Australian IT managers are clear about what's hot and what's not in 2002. IT outsourcing and security spending remains hot but long-term projects without immediate returns are out.
In a report on IT predictions for 2002, Gartner said staged projects with short-term paybacks that do not tie up capital are winning favour.
The researcher warns that as long as Australian companies plan with caution, IT investment will remain a viable option for business growth this year.
However, one Australian IT manager from a defence manufacturing company was more pessimistic.
Despite managing an IT budget of around $16 million, he said technology's influence on business decisions is being reduced as a result of the downturn, claiming his company was holding back on projects.
Another IT manager who is responsible for an IT budget of $8 million for a coal mining company believes the "hardships faced in 2001" did not have any significant impact on his company's use of IT.
"We have been very active in the areas of security and outsourcing for a number of years and this has become 'business as usual' for us," he said.
This IT manager added that the events of September 11 caused no increased security effort in his organisation, as "for a number of years we have been very active in protecting our company's IT assets from unwanted intrusions or attacks".
Heather Brigstocke, regional manager and director, IT trends Asia-Pacific, Gartner, said although some IT managers or CIOs may prefer to cut spending in these uncertain times, it is the ongoing investment in IT projects, such as collaboration and connectivity, that will improve productivity and ensure cost improvements that far outweigh the benefits of short-term cost cutting.

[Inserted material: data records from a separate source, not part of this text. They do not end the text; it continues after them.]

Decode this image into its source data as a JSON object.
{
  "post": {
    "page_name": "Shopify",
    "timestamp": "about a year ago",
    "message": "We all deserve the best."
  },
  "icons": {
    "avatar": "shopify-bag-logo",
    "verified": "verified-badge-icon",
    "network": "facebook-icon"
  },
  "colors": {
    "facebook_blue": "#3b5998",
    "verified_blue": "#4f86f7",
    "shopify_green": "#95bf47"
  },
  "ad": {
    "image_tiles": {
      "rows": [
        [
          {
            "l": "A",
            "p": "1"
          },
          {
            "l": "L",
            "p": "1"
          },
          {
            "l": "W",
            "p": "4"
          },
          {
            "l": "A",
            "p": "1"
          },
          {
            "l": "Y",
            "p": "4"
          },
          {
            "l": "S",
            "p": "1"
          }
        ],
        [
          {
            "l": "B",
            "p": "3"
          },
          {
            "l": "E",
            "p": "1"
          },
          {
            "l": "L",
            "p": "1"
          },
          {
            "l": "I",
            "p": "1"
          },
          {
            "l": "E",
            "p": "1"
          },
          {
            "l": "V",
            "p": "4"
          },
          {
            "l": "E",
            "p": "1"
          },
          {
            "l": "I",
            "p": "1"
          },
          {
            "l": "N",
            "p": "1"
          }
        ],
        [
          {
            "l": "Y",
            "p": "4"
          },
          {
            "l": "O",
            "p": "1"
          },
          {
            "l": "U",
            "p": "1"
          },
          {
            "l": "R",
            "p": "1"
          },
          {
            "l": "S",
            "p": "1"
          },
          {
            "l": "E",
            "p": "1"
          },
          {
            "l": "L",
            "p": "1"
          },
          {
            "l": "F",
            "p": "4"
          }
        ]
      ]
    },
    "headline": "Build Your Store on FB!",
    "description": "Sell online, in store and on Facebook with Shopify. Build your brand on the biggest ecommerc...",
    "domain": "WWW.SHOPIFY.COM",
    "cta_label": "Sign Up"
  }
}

"Any implementation should be strategically relevant and offer a competitive advantage. No matter what the IT investment, it must benefit the enterprise's business model. It is important to stay focused and keep the IT staff moving and ensure a certain degree of pragmatism. Recession proofing does not translate into zero action," Brigstocke said.
David McCoy, vice president and research director for Gartner US, said a common theme connecting the areas in which companies spend their money will be the need to see financial rewards quickly.
"Companies are not going to spend anything on a long-term project. It's got to return immediately," McCoy said.
He also pointed to further outsourcing, claiming if "something is not part of your core, get rid of it".